**Aim of the task**: Across all of the records below, determine the number of lines containing the string "shortcut"; reply with that number only.

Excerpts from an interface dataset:
++++++++++

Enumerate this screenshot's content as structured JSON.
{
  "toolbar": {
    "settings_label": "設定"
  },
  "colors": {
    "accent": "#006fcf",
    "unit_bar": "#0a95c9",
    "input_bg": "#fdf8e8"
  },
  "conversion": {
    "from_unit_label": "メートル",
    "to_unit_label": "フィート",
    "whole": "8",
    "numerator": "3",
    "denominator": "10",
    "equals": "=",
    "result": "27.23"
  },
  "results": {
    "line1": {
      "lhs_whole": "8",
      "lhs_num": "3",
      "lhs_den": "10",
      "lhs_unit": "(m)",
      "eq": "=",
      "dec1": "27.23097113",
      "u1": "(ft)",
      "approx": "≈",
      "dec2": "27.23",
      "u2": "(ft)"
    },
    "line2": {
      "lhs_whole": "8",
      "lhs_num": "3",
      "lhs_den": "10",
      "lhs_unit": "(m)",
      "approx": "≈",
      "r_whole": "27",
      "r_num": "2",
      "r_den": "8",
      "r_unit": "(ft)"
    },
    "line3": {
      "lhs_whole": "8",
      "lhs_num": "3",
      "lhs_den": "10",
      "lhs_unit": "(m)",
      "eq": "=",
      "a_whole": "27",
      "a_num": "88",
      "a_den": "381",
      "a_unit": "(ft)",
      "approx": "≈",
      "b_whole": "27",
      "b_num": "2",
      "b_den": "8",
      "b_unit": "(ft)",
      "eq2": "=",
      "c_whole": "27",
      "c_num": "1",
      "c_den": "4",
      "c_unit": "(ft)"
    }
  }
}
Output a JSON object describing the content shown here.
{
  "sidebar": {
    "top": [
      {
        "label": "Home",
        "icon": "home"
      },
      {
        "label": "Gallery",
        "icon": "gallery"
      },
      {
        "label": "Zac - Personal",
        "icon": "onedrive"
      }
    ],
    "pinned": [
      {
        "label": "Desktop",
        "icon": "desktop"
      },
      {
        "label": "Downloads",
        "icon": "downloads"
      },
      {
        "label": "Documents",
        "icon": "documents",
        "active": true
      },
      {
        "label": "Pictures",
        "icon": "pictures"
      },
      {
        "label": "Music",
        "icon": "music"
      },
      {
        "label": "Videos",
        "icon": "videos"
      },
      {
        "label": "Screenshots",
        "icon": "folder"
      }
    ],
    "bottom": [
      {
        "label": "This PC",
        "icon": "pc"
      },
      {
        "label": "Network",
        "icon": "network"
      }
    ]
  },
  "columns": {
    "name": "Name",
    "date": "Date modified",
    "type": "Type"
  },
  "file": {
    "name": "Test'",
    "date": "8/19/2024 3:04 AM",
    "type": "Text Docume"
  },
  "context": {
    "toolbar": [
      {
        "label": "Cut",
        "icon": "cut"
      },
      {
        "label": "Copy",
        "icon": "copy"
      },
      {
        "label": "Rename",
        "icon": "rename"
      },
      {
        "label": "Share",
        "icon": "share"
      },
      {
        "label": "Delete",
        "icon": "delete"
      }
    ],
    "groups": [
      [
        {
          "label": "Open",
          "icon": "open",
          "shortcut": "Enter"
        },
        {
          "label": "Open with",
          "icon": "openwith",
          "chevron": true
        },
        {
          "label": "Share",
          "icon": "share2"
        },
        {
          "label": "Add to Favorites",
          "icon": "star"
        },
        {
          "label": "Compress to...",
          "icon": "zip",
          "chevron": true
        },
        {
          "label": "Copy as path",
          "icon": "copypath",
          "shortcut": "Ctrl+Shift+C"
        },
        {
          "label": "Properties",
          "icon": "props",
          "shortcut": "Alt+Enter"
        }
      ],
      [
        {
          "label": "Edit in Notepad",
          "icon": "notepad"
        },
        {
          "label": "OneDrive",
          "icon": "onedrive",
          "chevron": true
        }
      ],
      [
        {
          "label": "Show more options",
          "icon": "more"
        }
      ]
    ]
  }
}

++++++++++

**Task solution**: 3